This year’s theme will focus on nurses and midwives, professionals who tend to support medical cannabis.
World Health Day 2020 will continue its annual tradition this April 7th. By recognizing the interconnectedness of all people and the reality that personal wellness is global. This year, the World Health Organization (WHO) states the event will focus on nurses and midwives. These are two of the most impactful careers when it comes to medical cannabis.
Since its beginning in 1950, the WHO has held annual World Health Day events. These events draw greater attention to the biggest challenges and opportunities facing the global medical community. Each year’s theme highlights a new and usually underserved or misunderstood aspect of world health. These include mental health, maternal care, and climate change.
This year, the organization is focusing on nurses and midwives as a way to draw attention to the often overworked and under-appreciated first-line responders who take on a large share of healthcare duties in the world. This comes at an auspicious time for cannabis consumers, as the WHO also prepares to announce its recommendations to reschedule cannabis to less-harmful designation in international treaties, while completely removing CBD.
The United Nations are yet to receive these drug scheduling recommendations. However, one group that was fast to see the realities of medical cannabis was nurses. Organizations like the Cannabis Nurses Network and the American Cannabis Nurses Association are springing up in response to growing trends among healthcare workers and demand among home healthcare patients.
Furthermore, many nursing schools are offering courses specifically suited to cannabis nursing. If World Health Day is going to celebrate nurses and midwives, it will also be celebrating pioneers of medical cannabis.
World Health Day 2020: The Reality of Global Health
There may be no better demonstration that personal health is now a globally interconnected phenomenon than the rapid spread and worry surrounding the coronavirus (Covid-19) outbreak.
Through Covid-19, it’s become clear that international travel and worldwide supply chains are turning everyone’s healthcare into a global problem. It’s no longer enough to insulate one’s self from health risks if the workers handling the food you eat or the goods you buy can still spread infection to you. The rise in global pandemics only furthers the case that healthcare is an interconnected concern.
Cannabis can play a huge role in providing preventative and therapeutic care to the masses. The cannabis plant is hardy and can grow almost anywhere. It grows quickly and provides medicines that can help with everything from pain and cancer to auto-immune disorders and skin issues. And, best of all, it’s natural. There isn’t a giant pill company getting rich off the plant’s healing abilities.
Cannabis and the WHO
When the WHO sends its recommendations to reschedule cannabis to the United Nations Commission on Narcotic Drugs, the impact could be deep.
Currently, several U.N. treaties, such as the Single Convention on Narcotic Drugs of 1961 and the Convention Against Illicit Traffic in Narcotic Drugs and Psychotropic Substances of 1988, require that signing nations limit access to cannabis.
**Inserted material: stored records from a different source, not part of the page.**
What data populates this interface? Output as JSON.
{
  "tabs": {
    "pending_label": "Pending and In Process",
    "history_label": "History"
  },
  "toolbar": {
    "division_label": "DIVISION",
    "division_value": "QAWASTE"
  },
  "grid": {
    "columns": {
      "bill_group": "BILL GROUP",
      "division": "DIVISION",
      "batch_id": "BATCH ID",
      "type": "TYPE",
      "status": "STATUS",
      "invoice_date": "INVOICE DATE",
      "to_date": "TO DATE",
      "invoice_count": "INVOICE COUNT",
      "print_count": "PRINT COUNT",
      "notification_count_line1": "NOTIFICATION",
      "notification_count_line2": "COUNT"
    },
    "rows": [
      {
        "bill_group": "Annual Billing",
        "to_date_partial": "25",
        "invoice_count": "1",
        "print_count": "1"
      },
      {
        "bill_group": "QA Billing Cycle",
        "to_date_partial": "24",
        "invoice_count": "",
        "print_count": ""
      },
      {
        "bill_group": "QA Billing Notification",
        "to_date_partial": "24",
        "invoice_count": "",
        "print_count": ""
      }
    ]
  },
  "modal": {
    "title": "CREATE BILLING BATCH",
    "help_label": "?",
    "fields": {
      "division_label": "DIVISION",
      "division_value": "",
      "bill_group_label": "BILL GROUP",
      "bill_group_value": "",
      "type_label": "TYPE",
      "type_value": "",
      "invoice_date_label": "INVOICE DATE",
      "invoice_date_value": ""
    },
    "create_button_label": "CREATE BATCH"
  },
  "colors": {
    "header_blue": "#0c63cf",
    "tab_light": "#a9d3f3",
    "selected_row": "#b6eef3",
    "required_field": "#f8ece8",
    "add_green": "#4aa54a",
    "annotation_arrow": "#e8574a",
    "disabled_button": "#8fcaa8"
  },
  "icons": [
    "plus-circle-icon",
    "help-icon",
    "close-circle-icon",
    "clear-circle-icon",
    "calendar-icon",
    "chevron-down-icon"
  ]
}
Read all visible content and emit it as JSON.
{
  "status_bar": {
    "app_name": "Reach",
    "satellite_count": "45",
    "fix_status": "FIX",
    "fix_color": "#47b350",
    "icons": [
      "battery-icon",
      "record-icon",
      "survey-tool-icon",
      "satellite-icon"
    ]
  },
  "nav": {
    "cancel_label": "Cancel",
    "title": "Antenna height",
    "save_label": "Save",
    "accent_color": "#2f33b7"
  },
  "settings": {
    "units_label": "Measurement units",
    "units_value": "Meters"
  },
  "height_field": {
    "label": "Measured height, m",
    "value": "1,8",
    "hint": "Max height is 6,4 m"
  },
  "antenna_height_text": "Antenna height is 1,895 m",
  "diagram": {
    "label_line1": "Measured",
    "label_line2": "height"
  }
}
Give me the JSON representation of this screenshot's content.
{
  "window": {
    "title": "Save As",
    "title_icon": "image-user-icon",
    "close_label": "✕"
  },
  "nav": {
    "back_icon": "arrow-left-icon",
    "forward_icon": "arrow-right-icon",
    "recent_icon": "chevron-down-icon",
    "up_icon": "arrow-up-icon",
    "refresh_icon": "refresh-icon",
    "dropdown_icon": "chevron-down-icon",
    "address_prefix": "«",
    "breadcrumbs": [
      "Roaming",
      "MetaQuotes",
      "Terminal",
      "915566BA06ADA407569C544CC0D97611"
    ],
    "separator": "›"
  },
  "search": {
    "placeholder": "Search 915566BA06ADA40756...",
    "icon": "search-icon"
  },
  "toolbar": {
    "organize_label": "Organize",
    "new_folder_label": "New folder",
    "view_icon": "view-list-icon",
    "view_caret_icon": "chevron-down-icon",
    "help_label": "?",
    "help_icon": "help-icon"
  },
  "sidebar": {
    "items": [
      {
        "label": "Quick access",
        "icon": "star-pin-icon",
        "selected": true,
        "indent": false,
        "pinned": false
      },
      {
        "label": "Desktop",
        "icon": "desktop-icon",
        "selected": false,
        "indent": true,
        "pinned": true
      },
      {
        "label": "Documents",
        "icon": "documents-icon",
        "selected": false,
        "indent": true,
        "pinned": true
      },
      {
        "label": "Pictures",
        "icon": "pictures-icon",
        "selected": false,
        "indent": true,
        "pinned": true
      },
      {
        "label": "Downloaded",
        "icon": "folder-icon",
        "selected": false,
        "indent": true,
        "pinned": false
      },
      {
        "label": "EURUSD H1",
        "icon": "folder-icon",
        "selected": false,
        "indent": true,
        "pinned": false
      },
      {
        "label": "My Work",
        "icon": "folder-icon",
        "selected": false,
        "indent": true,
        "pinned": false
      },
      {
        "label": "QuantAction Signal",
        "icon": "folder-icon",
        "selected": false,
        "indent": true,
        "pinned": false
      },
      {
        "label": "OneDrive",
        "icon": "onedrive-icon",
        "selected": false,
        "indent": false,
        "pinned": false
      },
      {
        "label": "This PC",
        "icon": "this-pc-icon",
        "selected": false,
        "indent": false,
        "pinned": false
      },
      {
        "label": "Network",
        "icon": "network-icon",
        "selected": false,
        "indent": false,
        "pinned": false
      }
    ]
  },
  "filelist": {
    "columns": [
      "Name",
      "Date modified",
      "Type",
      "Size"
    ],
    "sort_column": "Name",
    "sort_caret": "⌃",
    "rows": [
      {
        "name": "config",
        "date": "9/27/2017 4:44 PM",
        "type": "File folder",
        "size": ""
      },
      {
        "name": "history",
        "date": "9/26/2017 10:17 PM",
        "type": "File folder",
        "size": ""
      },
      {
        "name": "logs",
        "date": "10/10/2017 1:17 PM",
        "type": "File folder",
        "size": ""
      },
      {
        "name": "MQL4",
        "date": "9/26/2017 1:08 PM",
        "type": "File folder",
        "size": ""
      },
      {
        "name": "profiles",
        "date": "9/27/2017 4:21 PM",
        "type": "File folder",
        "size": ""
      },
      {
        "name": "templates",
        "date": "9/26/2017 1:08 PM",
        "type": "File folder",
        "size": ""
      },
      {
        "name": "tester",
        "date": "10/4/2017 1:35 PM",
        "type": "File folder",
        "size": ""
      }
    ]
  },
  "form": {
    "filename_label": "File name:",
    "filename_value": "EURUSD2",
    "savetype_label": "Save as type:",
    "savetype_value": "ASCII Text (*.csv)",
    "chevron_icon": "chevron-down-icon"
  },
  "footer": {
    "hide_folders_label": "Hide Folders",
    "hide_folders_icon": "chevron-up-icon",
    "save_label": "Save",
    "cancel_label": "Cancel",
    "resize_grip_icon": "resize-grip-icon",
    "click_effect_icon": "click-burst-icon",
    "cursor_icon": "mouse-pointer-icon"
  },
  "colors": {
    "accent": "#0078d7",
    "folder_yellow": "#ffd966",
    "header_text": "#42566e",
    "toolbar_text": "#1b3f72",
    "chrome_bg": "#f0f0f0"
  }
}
That hasn’t stopped some member nations like Canada from forging ahead with federal legalization. However, many world leaders would rather not run afoul of U.N. treaties either, because of the precedent it sets. Or, because it’s a convenient shield for their own anti-cannabis beliefs. The fear for some leaders is that ignoring this U.N. treaty on drugs may have ramifications. By ignoring one treaty they could undermine the value of other treaties on war crimes and genocides.
If the WHO’s recommendations come to be, member nations will be free to import and export cannabis openly and easily. This may cause a potential breakthrough in the cannabis supply chain, uniting sick patients with a flood of medicine.
That doesn’t mean the U.S. will suddenly end its War on Drugs, or stop locking up cannabis consumers. But it would give pro-cannabis politicians more ammunition to make their arguments. It could also potentially open up an even clearer economic incentive to legalize cannabis.
Nurses, Midwives and the Front Lines of Cannabis Care
No matter what happens at the highest levels of governance, the healthcare that matters most to people is what’s happening on the ground.
Think of terminally ill patients in hospices wanting to die with dignity. Think of people whose cancer is robbing their life force prematurely. Then there’s chronic pain or autoimmune disease sufferers who struggle through each day get the bulk of their care delivered by nurses and midwives. These groups are turning to cannabis and getting support from professionals on the lower rungs of the medical establishment.
A 2018 poll by Medscape Medical News found eighty-two percent of registered nurses favored legalizing medical cannabis. Fifty-seven percent supported recreational legalization. Those numbers — already the highest of all healthcare workers — are likely up since then.
Because nurses deal so directly with patients, often having more face time than doctors and pharmacists, they have the emotional experience when it comes to how pain and suffering affect people on a day-to-day basis. Perhaps we ought to listen to them.